And the vast majority of those bales will go to spinners, textile manufacturers, wholesalers and retailers who pay $5,000 per year for the right to place Supima labels on their products, identifying it as 100 percent American Pima. This will bring in about $1.5 million to Supima. This represents roughly half of the association’s budget. The other half comes from a voluntary $3 per bale grower assessment. Jim Hansen, outgoing board chairman of Corcoran, Calif., said almost 100 percent of Pima growers pay the assessment.
Two years ago, Supima raised its licensing fee from $1,000 to $5,000 to raise more promotion money, as well as weed out some undesirable licensees. There was fear that increasing the licensing fee would significantly reduce participants and income, but as of today, the number of licensees is back to where it was just two years ago — 274.
Supima is working closer with retailers and brands than in the past. It used to work almost exclusively with yarn spinners.
To that end, Supima sponsored a pair of New York City trade shows for manufacturers offering Supima products. Also, for the first time, Supima will have its own booth at a huge Paris textile/fashion trade show later this year. It is winning awards for its advertising campaigns.
China is the biggest buyer of American cotton and that includes American Pima. And like upland, China is the largest producer of ELS cotton, producing 800,000 bales annually, up sharply from 300,000 of a few years back.
“All of a sudden China has become our biggest competition for ELS sales in the world. We used to talk about Egypt. Now it’s China,” he explained.
Supima in China to stay
However, Curlee believes Supima — thanks to its licensing program — will continue to be a major player in China even with the huge stock of domestic ELS cotton.
“Chinese ELS cotton is priced 10 cents per pound less than U.S. Pima, which has an effect on world Pima prices. Chinese mills also use more Chinese ELS cotton. However, if the mills spin and manufacture products for a Pima licensee, it must be with 100 percent Pima cotton,” explained Curlee. This is keeping American Pima in Chinese mills. The association is spending considerable amounts to audit mills to make sure they are not substituting non-Pima for American ELS cotton.
This year China is expected to import 166,000 bales of American Pima. Last year it was 250,000.
Curlee said China is exporting as much as 95 percent of the products made with American Pima, but he expects that to change with the growing middle class in China. “China is becoming a high-end textile market.”
A respected research organization estimates that by 2012, 95 percent of the textile apparel made in China will be consumed in China.
“I do not know that I believe that. I am not convinced China will stop making apparel for the rest of the world,” he said.
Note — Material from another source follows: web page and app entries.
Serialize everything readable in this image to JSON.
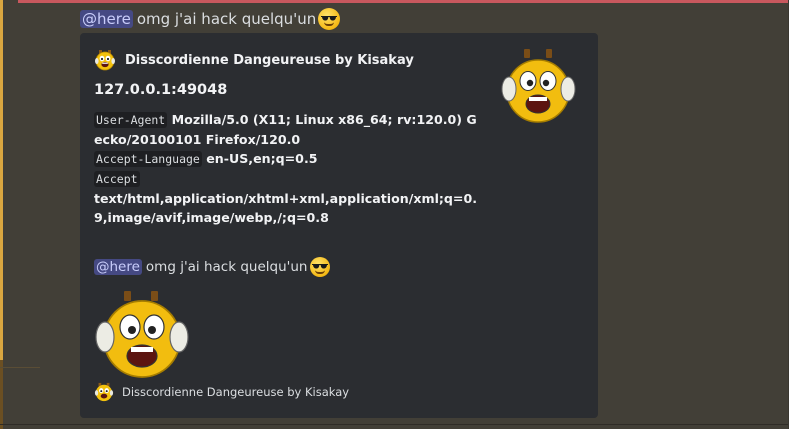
{
  "message": {
    "mention": "@here",
    "text": "omg j'ai hack quelqu'un",
    "emoji": "sunglasses-emoji"
  },
  "embed": {
    "author": "Disscordienne Dangeureuse by Kisakay",
    "title": "127.0.0.1:49048",
    "fields": {
      "ua_key": "User-Agent",
      "ua_value": "Mozilla/5.0 (X11; Linux x86_64; rv:120.0) Gecko/20100101 Firefox/120.0",
      "lang_key": "Accept-Language",
      "lang_value": "en-US,en;q=0.5",
      "accept_key": "Accept",
      "accept_value": "text/html,application/xhtml+xml,application/xml;q=0.9,image/avif,image/webp,/;q=0.8"
    },
    "inner_message": {
      "mention": "@here",
      "text": "omg j'ai hack quelqu'un"
    },
    "footer": "Disscordienne Dangeureuse by Kisakay",
    "images": {
      "thumbnail": "shocked-face-image",
      "main": "shocked-face-image"
    }
  },
  "colors": {
    "background": "#423f37",
    "embed_bg": "#2b2d31",
    "mention_bg": "#454983",
    "mention_text": "#c9cdfb",
    "highlight_bar": "#d9a640",
    "top_line": "#c8585e"
  }
}
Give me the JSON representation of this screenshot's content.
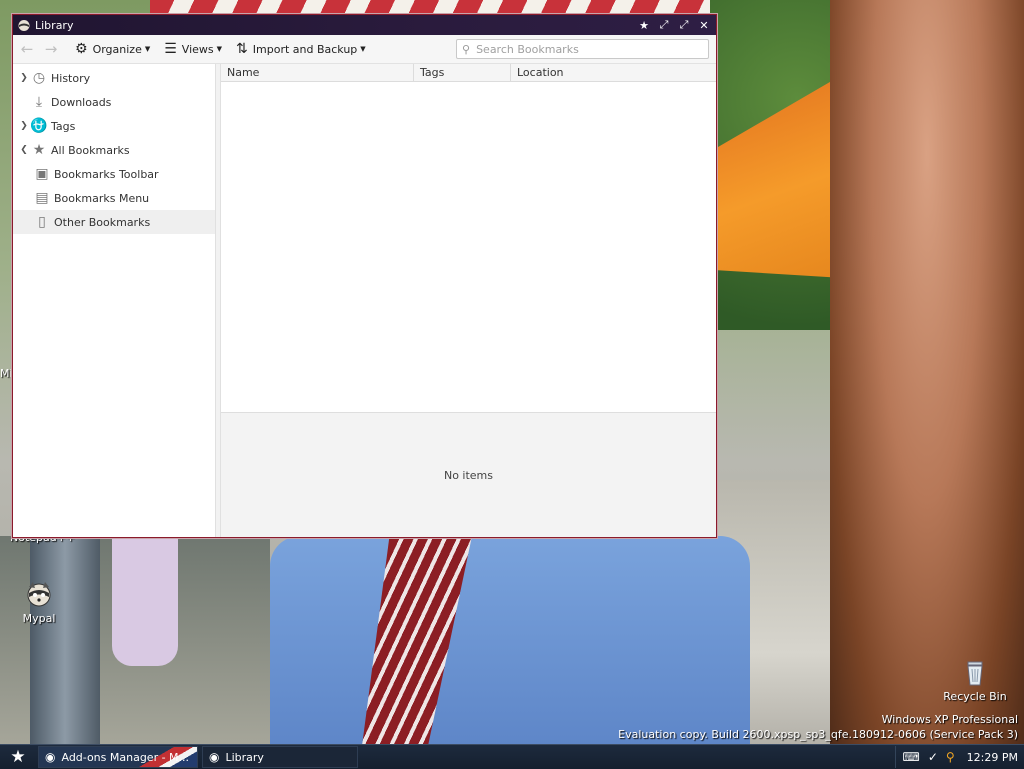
{
  "window": {
    "title": "Library",
    "controls": {
      "pin": "★",
      "minimize": "⤢",
      "maximize": "⤢",
      "close": "✕"
    }
  },
  "toolbar": {
    "back_icon": "back-arrow-icon",
    "forward_icon": "forward-arrow-icon",
    "organize_label": "Organize",
    "views_label": "Views",
    "import_backup_label": "Import and Backup",
    "search_placeholder": "Search Bookmarks"
  },
  "sidebar": {
    "items": [
      {
        "label": "History",
        "icon": "clock-icon",
        "expandable": true
      },
      {
        "label": "Downloads",
        "icon": "download-icon",
        "expandable": false
      },
      {
        "label": "Tags",
        "icon": "tag-icon",
        "expandable": true
      },
      {
        "label": "All Bookmarks",
        "icon": "star-icon",
        "expanded": true
      },
      {
        "label": "Bookmarks Toolbar",
        "icon": "toolbar-icon"
      },
      {
        "label": "Bookmarks Menu",
        "icon": "menu-icon"
      },
      {
        "label": "Other Bookmarks",
        "icon": "folder-icon",
        "selected": true
      }
    ]
  },
  "table": {
    "columns": [
      "Name",
      "Tags",
      "Location"
    ],
    "rows": []
  },
  "details": {
    "empty_text": "No items"
  },
  "desktop": {
    "icons": [
      {
        "label": "Mypal",
        "icon": "raccoon-icon"
      },
      {
        "label": "Recycle Bin",
        "icon": "recycle-bin-icon"
      }
    ],
    "clipped_labels": {
      "notepad": "Notepad++",
      "mi": "Mi\nS"
    },
    "watermark": {
      "line1": "Windows XP Professional",
      "line2": "Evaluation copy. Build 2600.xpsp_sp3_qfe.180912-0606 (Service Pack 3)"
    }
  },
  "taskbar": {
    "start_icon": "star-start-icon",
    "tasks": [
      {
        "label": "Add-ons Manager - M...",
        "icon": "raccoon-icon"
      },
      {
        "label": "Library",
        "icon": "raccoon-icon"
      }
    ],
    "tray_icons": [
      "keyboard-icon",
      "network-icon",
      "search-icon"
    ],
    "clock": "12:29 PM"
  },
  "colors": {
    "titlebar": "#2a1b3d",
    "window_border": "#8b1a2b",
    "taskbar": "#1d2a3d",
    "selection": "#efefef"
  }
}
Nevertheless, China is a growing consumer market and Supima is evaluating whether to enter it with a promotional campaign similar to the one in the U.S.
“India also has a growing middle class. If you are in the textile business, you had better be in China and India with some kind of promotional effort,” he explained.
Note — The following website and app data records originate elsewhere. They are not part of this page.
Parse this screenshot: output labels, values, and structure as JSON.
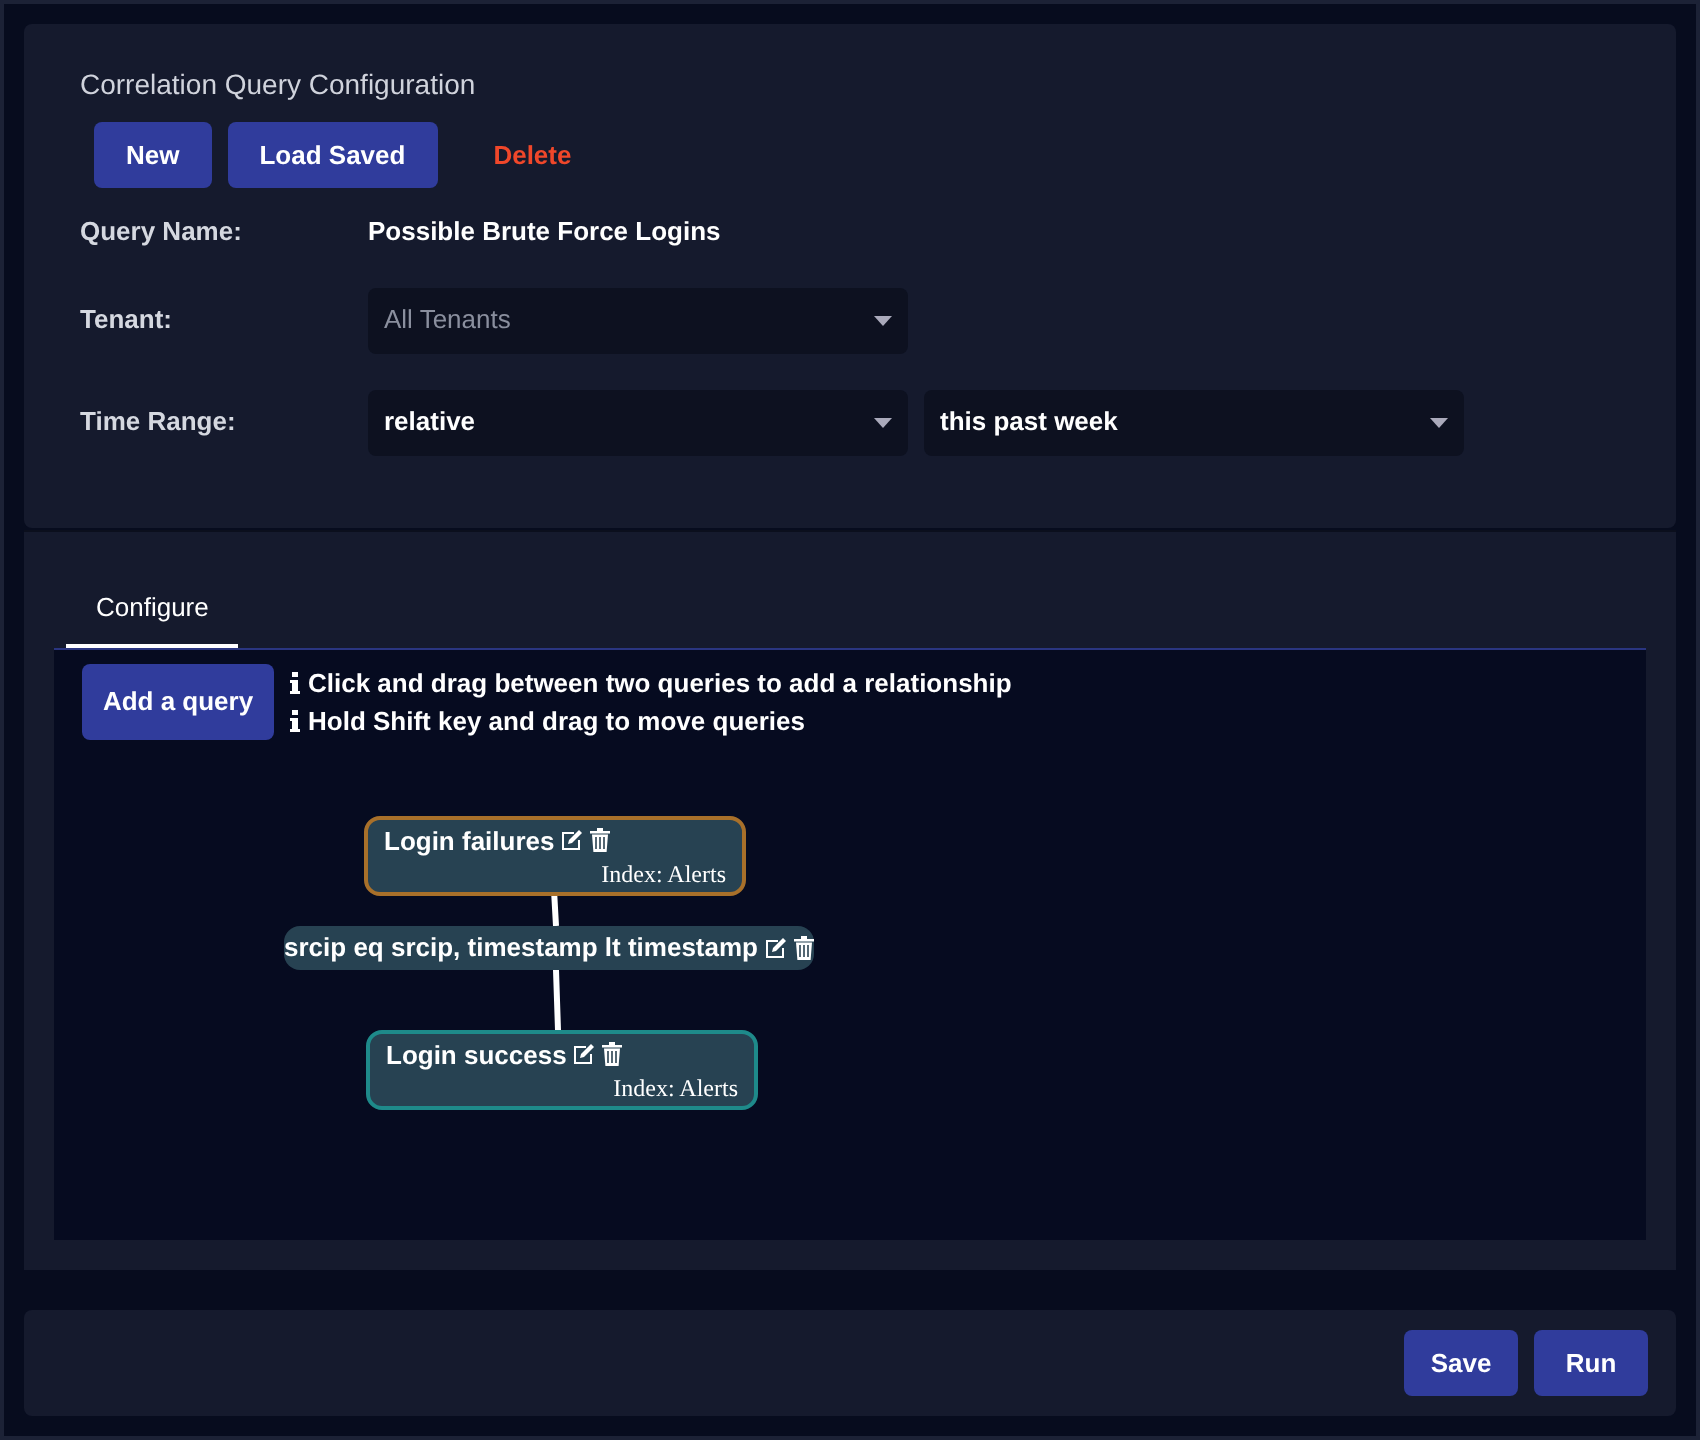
{
  "config": {
    "title": "Correlation Query Configuration",
    "buttons": [
      {
        "label": "New",
        "kind": "primary"
      },
      {
        "label": "Load Saved",
        "kind": "primary"
      },
      {
        "label": "Delete",
        "kind": "danger"
      }
    ],
    "fields": [
      {
        "label": "Query Name:",
        "kind": "text",
        "value": "Possible Brute Force Logins"
      },
      {
        "label": "Tenant:",
        "kind": "select",
        "selects": [
          {
            "value": "All Tenants",
            "disabled": true
          }
        ]
      },
      {
        "label": "Time Range:",
        "kind": "select",
        "selects": [
          {
            "value": "relative",
            "disabled": false
          },
          {
            "value": "this past week",
            "disabled": false
          }
        ]
      }
    ]
  },
  "tabs": [
    {
      "label": "Configure",
      "selected": true
    }
  ],
  "canvas": {
    "add_button": "Add a query",
    "hints": [
      "Click and drag between two queries to add a relationship",
      "Hold Shift key and drag to move queries"
    ],
    "nodes": [
      {
        "kind": "query",
        "name": "Login failures",
        "index": "Index: Alerts",
        "color": "#a8702a"
      },
      {
        "kind": "relation",
        "name": "srcip eq srcip, timestamp lt timestamp"
      },
      {
        "kind": "query",
        "name": "Login success",
        "index": "Index: Alerts",
        "color": "#1e8a8a"
      }
    ]
  },
  "footer": {
    "buttons": [
      "Save",
      "Run"
    ]
  }
}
Marc Lewkowitz, Supima executive vice president, said global demand continues to be strong. Early export demand for the 2007-2008 crop is “very robust.” Through the middle of August, almost 300,000 bales had been registered for export from the estimated 800,000-bale crop. This level is almost three times what was reported at the same time last year.
“Additionally, export sales reports for the 2006-2007 crop year indicated that 652,000 bales have been sold and exported,” he added. This is the second largest export sales figure on record.
Besides China, the other four largest importers of American Pima are Pakistan, India, Indonesia, and Japan. They account for about 75 percent of American Pima exports.
Lewkowitz agrees with the California pink bollworm program 2007 acreage estimate of 261,000, the same as USDA is reporting. Arizona, Texas and New Mexico make up the rest of the 293,000 acres planted in the U.S.